Understanding the Distinction Between Interior Designers and Interior Decorators
When it comes to transforming a living space into a personalized haven, the terms "interior designer" and "interior decorator" are often used interchangeably. However, these two roles encompass distinct skill sets and responsibilities that cater to different aspects of creating a harmonious and aesthetically pleasing environment. In this blog post, we'll delve into the key differences between interior designers and interior decorators, shedding light on their unique contributions to the world of interior aesthetics.
1. Design vs. Decoration: Core Focus
The primary distinction between an interior designer and an interior decorator lies in their core focus. Interior designers are professionals who possess a deep understanding of architecture, spatial planning, and functionality. They are adept at creating a layout that maximizes both the aesthetic appeal and practicality of a space. On the other hand, interior decorators primarily focus on enhancing the aesthetics of a room through elements such as color schemes, furnishings, and decorative accents.
2. Education and Training: Skill Levels
Interior designers typically undergo formal education and training in design-related disciplines such as interior design, architecture, or spatial planning. They often hold degrees or certifications that showcase their expertise in transforming spaces from the ground up. In contrast, interior decorators may not require formal education, although many choose to enhance their skills through workshops, courses, or hands-on experience.
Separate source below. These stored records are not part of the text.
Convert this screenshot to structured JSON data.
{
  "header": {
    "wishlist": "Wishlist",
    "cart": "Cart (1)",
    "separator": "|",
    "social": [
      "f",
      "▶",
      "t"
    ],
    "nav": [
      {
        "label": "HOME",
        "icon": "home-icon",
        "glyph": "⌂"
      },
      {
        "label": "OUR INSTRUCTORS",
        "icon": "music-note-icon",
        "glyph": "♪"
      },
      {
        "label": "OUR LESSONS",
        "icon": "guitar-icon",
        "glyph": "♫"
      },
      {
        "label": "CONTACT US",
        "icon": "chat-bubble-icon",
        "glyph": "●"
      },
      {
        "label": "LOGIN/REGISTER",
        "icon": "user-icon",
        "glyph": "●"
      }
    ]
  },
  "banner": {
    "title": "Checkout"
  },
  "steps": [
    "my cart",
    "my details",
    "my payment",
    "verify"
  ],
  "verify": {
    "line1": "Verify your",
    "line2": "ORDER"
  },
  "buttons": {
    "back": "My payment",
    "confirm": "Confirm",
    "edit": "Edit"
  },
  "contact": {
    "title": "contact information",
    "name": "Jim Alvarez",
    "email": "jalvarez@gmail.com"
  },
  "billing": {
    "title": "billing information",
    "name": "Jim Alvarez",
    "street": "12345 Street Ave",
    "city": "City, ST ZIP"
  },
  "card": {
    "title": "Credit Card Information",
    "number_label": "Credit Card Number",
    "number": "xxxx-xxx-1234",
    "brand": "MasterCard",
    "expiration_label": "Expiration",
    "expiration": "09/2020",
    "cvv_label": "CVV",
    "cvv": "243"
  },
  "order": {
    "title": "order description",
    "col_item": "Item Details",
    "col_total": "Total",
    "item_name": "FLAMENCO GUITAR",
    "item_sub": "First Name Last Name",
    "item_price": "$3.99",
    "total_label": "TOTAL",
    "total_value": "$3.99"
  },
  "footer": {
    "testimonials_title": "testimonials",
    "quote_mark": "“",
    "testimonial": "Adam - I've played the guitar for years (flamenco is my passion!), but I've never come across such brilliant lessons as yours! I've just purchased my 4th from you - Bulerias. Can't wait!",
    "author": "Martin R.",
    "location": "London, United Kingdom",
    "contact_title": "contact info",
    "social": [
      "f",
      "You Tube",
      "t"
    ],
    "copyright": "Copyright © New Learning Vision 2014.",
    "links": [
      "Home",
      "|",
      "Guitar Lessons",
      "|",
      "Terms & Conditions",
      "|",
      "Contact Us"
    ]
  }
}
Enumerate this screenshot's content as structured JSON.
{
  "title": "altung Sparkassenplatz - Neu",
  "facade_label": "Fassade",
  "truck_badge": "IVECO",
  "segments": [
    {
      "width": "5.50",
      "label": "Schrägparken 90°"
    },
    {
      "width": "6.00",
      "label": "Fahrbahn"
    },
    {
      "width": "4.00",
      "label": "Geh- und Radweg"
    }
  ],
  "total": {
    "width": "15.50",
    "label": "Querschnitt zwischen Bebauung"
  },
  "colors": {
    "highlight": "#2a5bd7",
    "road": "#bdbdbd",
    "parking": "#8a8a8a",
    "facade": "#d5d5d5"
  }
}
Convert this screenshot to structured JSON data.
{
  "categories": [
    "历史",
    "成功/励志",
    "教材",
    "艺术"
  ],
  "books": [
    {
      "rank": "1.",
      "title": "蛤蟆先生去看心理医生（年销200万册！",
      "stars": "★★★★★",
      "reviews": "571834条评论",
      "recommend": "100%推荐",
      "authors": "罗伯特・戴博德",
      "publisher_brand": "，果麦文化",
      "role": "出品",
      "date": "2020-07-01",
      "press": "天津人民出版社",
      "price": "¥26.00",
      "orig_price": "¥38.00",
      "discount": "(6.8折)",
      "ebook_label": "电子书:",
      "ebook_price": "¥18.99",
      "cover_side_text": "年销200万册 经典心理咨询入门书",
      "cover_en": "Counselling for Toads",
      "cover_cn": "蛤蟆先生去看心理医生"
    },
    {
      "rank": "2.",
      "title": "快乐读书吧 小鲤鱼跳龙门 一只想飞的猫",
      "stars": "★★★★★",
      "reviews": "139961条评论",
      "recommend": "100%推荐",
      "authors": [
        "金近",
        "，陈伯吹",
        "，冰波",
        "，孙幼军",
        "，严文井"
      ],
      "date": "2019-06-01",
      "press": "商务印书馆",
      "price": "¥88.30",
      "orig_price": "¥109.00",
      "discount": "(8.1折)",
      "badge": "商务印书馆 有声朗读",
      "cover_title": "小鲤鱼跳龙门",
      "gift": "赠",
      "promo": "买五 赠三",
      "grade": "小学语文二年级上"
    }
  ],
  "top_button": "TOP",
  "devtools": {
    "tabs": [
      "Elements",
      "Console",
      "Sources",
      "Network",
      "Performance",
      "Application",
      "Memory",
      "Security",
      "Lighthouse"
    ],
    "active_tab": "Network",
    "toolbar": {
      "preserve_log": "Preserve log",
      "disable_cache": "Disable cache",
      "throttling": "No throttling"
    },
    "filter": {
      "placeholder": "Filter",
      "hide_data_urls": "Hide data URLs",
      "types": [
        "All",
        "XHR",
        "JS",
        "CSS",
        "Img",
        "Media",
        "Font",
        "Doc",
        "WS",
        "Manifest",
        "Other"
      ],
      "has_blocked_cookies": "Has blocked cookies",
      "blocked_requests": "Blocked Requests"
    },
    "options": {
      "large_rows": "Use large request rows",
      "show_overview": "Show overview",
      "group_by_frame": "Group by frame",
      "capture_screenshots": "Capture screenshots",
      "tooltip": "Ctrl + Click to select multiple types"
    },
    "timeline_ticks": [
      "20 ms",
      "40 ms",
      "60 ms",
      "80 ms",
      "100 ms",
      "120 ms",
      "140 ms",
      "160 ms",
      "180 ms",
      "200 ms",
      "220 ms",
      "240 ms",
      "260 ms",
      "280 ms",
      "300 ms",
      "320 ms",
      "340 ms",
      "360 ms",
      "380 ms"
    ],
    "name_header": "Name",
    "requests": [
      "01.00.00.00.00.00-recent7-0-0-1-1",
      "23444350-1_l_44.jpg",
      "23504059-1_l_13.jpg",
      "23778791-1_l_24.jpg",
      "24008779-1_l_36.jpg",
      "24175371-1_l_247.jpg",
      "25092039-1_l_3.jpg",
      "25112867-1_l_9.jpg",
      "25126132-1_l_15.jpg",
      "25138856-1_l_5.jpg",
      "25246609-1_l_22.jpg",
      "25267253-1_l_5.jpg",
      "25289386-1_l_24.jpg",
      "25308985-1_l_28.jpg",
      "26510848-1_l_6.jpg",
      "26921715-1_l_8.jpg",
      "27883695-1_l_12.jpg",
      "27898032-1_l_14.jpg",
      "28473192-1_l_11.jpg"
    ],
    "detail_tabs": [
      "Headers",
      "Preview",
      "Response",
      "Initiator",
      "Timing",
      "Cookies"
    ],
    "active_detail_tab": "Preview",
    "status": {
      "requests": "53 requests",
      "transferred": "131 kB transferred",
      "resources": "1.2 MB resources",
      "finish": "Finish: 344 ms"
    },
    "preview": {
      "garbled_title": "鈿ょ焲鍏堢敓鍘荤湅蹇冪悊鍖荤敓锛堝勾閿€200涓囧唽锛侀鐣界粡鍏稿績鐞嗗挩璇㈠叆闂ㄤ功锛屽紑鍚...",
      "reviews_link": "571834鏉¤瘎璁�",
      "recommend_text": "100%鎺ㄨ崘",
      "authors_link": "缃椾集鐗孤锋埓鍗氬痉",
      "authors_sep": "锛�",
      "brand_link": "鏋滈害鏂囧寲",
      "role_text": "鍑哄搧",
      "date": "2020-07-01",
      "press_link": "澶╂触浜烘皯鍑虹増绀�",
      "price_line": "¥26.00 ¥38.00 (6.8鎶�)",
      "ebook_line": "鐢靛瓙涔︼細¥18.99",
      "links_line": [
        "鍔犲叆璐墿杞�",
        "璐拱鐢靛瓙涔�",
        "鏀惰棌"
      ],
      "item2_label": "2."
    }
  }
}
3. Spatial Planning: Layout vs. Arrangement
One of the crucial responsibilities of interior designers is spatial planning. They analyze the functional needs of a space, considering factors like traffic flow, ergonomics, and structural constraints. Interior designers create floor plans and make decisions about structural modifications to optimize the layout for both aesthetic appeal and practical use. Interior decorators, on the other hand, focus on arranging existing elements within a space, selecting furniture, accessories, and decorative items that align with the overall style.
4. Scope of Work: Comprehensive vs. Aesthetic Enhancement
Interior designers are involved in projects from the early conceptual stages to the final execution. They collaborate with architects, contractors, and clients to conceptualize and bring a vision to life. Their work may encompass designing custom cabinetry, selecting finishes, planning lighting schemes, and coordinating with various professionals. Interior decorators, while also collaborating with clients, typically focus on refining the visual aspects of a space. They emphasize selecting color palettes, textiles, furnishings, and accessories to achieve a desired aesthetic.
5. Regulations and Licensing: Professionalism and Accountability
Due to the structural and functional aspects of their work, interior designers often require licensing, especially if their projects involve making significant structural changes. These regulations ensure that designers adhere to safety and building codes. Interior decorators, who primarily focus on the aesthetic components of design, may not require the same level of regulation or licensing. However, it's worth noting that the requirements can vary based on location.
In conclusion, while both interior designers and interior decorators contribute to enhancing the visual appeal of living spaces, they do so through different approaches and skill sets. Interior designers emphasize the architectural and functional aspects of design, crafting comprehensive layouts that align with a client's lifestyle. Interior decorators, on the other hand, focus on refining aesthetics through decorative elements and furnishings. Recognizing these distinctions is essential for clients seeking the right professional to bring their interior dreams to life, ensuring that their spaces are both visually captivating and functionally efficient.